Superfood, Natural, Real Chicken, Farm Raised Fruit. However, what do those claims actually mean? Clever advertising can trick even careful consumers.
Should you feed a meal or let your tiny dog snack all day.
If you choose to serve meals, just how many are we talking about and when should these meals be served?
There are pros and cons to Free Feeding as opposed to Scheduled Feeding.
Should you be choosing an organic or natural dog food for your small dog? Are there benefits or downfalls to this type of diet? What exactly is an organic pet food and how can you determine if the food you are serving is organic?
A quick but thorough review of organic dog foods.
Is a grain-free dog food diet better for your dog?
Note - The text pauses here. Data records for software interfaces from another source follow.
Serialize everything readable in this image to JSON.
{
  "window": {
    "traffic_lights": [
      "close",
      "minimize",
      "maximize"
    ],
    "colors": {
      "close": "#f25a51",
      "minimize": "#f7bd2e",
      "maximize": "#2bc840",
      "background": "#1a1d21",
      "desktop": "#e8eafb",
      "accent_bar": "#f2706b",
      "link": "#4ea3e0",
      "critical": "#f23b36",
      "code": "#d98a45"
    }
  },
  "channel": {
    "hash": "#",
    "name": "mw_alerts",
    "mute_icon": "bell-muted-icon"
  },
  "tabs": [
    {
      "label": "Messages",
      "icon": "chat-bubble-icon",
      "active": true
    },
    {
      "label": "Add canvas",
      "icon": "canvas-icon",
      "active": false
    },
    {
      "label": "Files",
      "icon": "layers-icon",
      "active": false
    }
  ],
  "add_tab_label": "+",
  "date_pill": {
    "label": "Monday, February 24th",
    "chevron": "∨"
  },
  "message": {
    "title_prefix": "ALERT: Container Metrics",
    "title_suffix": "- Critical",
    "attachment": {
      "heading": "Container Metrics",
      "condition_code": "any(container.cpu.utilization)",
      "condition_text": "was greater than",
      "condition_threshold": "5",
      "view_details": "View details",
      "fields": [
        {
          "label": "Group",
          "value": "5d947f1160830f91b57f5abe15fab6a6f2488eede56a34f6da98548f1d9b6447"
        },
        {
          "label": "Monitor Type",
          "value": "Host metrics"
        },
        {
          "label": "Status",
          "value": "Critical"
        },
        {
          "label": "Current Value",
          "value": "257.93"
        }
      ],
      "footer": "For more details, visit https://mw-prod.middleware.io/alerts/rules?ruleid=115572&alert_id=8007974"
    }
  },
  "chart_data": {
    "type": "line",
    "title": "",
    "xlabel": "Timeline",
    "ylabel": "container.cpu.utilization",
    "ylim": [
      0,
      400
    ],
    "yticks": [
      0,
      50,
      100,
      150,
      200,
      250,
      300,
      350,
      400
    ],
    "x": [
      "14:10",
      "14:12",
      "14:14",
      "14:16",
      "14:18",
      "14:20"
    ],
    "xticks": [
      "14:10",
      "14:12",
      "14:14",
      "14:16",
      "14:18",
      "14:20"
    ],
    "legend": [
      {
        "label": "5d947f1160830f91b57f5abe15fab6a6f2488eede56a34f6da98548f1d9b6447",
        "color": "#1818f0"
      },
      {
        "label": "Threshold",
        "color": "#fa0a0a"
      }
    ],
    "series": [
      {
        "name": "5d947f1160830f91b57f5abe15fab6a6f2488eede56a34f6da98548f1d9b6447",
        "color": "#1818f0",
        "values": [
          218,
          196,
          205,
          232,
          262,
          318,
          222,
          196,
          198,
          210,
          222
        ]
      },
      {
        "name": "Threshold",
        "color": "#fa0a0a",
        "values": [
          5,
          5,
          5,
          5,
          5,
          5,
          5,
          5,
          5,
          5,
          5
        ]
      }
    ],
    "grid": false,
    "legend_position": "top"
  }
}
Many people think so and many of the premium dog foods offer one if not many different formulas of grain-free foods from which to choose.
What exactly does it mean to and why should you even care.
Dogs are omnivores meaning that they eat meats and vegetables.
Not all vegetables are good for dogs, but many add nutrients to the diet and provide a tasty treat.
Find out which vegetables you should be feeding your small dog.
We may make the mistake of thinking that a fruit that we love will also be safe for our dogs.
While most fruits are safe and nutritious, there are some that can be harmful if not dangerous to dogs.
Find out which ones are safe and which ones to avoid before you make a lethal mistake.
There are at least seven signs your dog could be suffering from a poor diet.
Many of these symptoms may also be due to other illnesses, but if you notice one or more of these signs, it is important to consider nutrition as a possible cause.
The aging process is a reality that (unfortunately) all beings have to face.
For everyone, the diet you consume as you age is going to evolve to reflect the changing needs of your body.
Especially for dogs, their increasing age has a significant influence on their nutritional needs.
Tiny dogs can also become picky eaters and finding a diet that they will enjoy becomes a frustrating task. Of course, the opposite is also true—those dogs that like to eat too much becomes overweight and even obese. Some eat odd things and some eat fine but then react poorly to their diet.
Many small breed dogs seem to have their fair share of feeding problems. Knowing how to prevent them is the easiest route to take, but what if you have a dog that develops problems as they age?
Is your puppy or dog refusing to eat? Some dogs are more picky than others, but not eating at all is a sign of illness. If your dog is not eating, you may want to check out this article to find out whether it is a health or behavior problem.
Some dogs tend to be underweight for various reasons. An underweight dog is not a healthy dog. Learn what it takes to turn an underweight dog into one with a healthy weight.
Still others will find strange things to eat if given the opportunity, some of which can be harmless, but others that can be potentially deadly.
One example of a bad habit some dogs develop is that of eating feces or to use the technical term, coprophagia.
If your dog is showing signs of allergies such as scratching, chronic ear infections, skin problems or upset stomach, they could be suffering from a food allergy or sensitivity. But there is hope for conquering these symptoms.